TASK GOAL: Below are records; write all of them out exactly.

DATA PROVIDED:
+===+
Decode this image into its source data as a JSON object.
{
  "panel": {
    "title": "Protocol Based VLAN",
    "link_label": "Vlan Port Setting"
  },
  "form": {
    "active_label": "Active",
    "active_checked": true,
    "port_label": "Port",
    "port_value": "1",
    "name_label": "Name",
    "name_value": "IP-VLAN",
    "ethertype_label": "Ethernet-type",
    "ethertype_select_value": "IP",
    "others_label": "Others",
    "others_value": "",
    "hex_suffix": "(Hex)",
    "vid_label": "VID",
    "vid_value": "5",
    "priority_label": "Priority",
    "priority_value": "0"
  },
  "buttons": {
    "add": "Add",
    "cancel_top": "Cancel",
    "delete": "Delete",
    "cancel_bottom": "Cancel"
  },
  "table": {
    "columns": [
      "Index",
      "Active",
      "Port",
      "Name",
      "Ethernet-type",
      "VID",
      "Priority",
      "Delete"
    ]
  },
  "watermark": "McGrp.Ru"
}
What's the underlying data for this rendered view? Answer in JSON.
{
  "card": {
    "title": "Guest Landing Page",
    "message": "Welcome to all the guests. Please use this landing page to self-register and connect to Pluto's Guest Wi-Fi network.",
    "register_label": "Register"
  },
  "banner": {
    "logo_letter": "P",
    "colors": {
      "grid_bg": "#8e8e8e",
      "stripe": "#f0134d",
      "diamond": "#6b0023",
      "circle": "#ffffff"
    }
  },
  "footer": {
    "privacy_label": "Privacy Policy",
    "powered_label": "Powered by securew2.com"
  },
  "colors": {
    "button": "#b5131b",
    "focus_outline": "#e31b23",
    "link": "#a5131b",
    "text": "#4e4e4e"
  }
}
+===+
ANSWER SECTION:
Decode this image into its source data as a JSON object.
{
  "panel": {
    "title": "Protocol Based VLAN",
    "link_label": "Vlan Port Setting"
  },
  "form": {
    "active_label": "Active",
    "active_checked": true,
    "port_label": "Port",
    "port_value": "1",
    "name_label": "Name",
    "name_value": "IP-VLAN",
    "ethertype_label": "Ethernet-type",
    "ethertype_select_value": "IP",
    "others_label": "Others",
    "others_value": "",
    "hex_suffix": "(Hex)",
    "vid_label": "VID",
    "vid_value": "5",
    "priority_label": "Priority",
    "priority_value": "0"
  },
  "buttons": {
    "add": "Add",
    "cancel_top": "Cancel",
    "delete": "Delete",
    "cancel_bottom": "Cancel"
  },
  "table": {
    "columns": [
      "Index",
      "Active",
      "Port",
      "Name",
      "Ethernet-type",
      "VID",
      "Priority",
      "Delete"
    ]
  },
  "watermark": "McGrp.Ru"
}
What's the underlying data for this rendered view? Answer in JSON.
{
  "card": {
    "title": "Guest Landing Page",
    "message": "Welcome to all the guests. Please use this landing page to self-register and connect to Pluto's Guest Wi-Fi network.",
    "register_label": "Register"
  },
  "banner": {
    "logo_letter": "P",
    "colors": {
      "grid_bg": "#8e8e8e",
      "stripe": "#f0134d",
      "diamond": "#6b0023",
      "circle": "#ffffff"
    }
  },
  "footer": {
    "privacy_label": "Privacy Policy",
    "powered_label": "Powered by securew2.com"
  },
  "colors": {
    "button": "#b5131b",
    "focus_outline": "#e31b23",
    "link": "#a5131b",
    "text": "#4e4e4e"
  }
}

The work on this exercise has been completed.